2 age peaks:16-18 months (Pure YST) and 25-35 years old (YST in mixed GCT).
Pure YST in pediatric patients is not associated with ITGCN or cryptorchidism; extremely rare in adults.
>95% of YST patients have elavated serum AFP level (100's-1000's ng/ml).
Gross: gray white tumors with myxoid or gelatinous cut surface; +/- hemorrhage in adults because it is usually part of a mixed GCT (image A).
Histology: multiple or variable growth patterns (12 patterns):
Most common are microcystic, solid and myxomatous.
Microcystic or reticular most frequent (80%) – multiple intercellular holes imparting a "sieve-like" pattern (image B).
Other uncommon patterns include endodermal sinus, papillary, polyvesicular vitelline (vesicles lined by flattened and cuboidal cells), glandular, parietal, enteric, hepatoid, spindle and mixed patterns.
Image C (click on the image above)
Image D (click on the image above)
Relatively uniform cells with clear or vacuolated to lightly eosinophilic cytoplasm.
Endodermal sinus pattern composed of Schiller-Duval bodies, which resembles primitive glomeruli (Central vessel encircled by tumor cells, a space, and surrounded by another layer of flat tumor cells)
Hyaline-like globules, which contain AFP and a1-antitrypsin, can be seen (image D).
Immunohistochemistry: AFP+ and glypican-3+

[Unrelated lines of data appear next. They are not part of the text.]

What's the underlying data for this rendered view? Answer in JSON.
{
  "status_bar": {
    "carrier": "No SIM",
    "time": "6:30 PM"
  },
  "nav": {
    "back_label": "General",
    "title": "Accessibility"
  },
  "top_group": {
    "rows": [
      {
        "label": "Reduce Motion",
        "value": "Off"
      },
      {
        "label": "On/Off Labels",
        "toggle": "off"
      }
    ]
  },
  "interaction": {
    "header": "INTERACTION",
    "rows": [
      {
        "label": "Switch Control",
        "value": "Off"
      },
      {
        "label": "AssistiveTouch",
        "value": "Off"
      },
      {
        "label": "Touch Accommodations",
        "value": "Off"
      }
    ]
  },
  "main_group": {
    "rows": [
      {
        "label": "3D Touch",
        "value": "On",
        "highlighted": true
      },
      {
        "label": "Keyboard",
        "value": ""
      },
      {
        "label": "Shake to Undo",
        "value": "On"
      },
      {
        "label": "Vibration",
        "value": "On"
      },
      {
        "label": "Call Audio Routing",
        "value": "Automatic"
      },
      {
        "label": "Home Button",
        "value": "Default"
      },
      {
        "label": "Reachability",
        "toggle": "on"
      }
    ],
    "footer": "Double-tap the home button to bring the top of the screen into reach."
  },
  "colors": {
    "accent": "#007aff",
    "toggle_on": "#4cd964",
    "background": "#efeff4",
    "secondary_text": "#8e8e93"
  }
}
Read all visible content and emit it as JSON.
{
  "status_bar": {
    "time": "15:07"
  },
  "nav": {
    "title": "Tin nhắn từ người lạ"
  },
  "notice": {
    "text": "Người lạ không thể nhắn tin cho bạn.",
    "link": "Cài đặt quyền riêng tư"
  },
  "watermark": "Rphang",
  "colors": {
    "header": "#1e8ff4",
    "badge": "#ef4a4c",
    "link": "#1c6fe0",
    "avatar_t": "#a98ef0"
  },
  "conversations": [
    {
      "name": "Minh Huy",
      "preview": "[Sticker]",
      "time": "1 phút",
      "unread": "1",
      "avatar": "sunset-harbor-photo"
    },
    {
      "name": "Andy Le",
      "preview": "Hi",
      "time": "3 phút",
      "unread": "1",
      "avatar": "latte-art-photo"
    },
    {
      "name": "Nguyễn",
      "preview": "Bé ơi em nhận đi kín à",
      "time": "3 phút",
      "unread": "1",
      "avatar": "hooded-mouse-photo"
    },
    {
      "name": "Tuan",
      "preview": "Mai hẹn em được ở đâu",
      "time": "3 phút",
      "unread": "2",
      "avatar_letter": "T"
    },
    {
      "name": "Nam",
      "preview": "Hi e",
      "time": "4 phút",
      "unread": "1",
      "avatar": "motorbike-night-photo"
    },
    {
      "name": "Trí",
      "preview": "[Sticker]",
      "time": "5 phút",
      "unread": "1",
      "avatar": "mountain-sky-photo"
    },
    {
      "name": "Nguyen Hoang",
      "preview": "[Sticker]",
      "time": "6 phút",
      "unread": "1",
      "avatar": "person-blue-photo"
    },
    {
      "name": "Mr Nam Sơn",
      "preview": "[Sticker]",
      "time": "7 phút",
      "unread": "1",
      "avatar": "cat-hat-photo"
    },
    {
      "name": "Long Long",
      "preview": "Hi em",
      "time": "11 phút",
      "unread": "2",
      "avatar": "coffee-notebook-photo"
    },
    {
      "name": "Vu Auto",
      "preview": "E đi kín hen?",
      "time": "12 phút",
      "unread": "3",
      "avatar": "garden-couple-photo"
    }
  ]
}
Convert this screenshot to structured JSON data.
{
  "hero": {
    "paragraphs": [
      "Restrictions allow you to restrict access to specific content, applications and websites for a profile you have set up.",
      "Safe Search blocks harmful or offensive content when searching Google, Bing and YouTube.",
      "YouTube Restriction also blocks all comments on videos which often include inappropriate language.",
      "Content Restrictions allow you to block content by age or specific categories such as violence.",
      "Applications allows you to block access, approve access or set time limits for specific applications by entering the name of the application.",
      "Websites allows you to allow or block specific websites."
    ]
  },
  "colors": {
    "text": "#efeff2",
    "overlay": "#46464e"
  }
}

Childhood YST has better prognosis than adult YST.
Mixed GCTs with or without YST are treated similarly.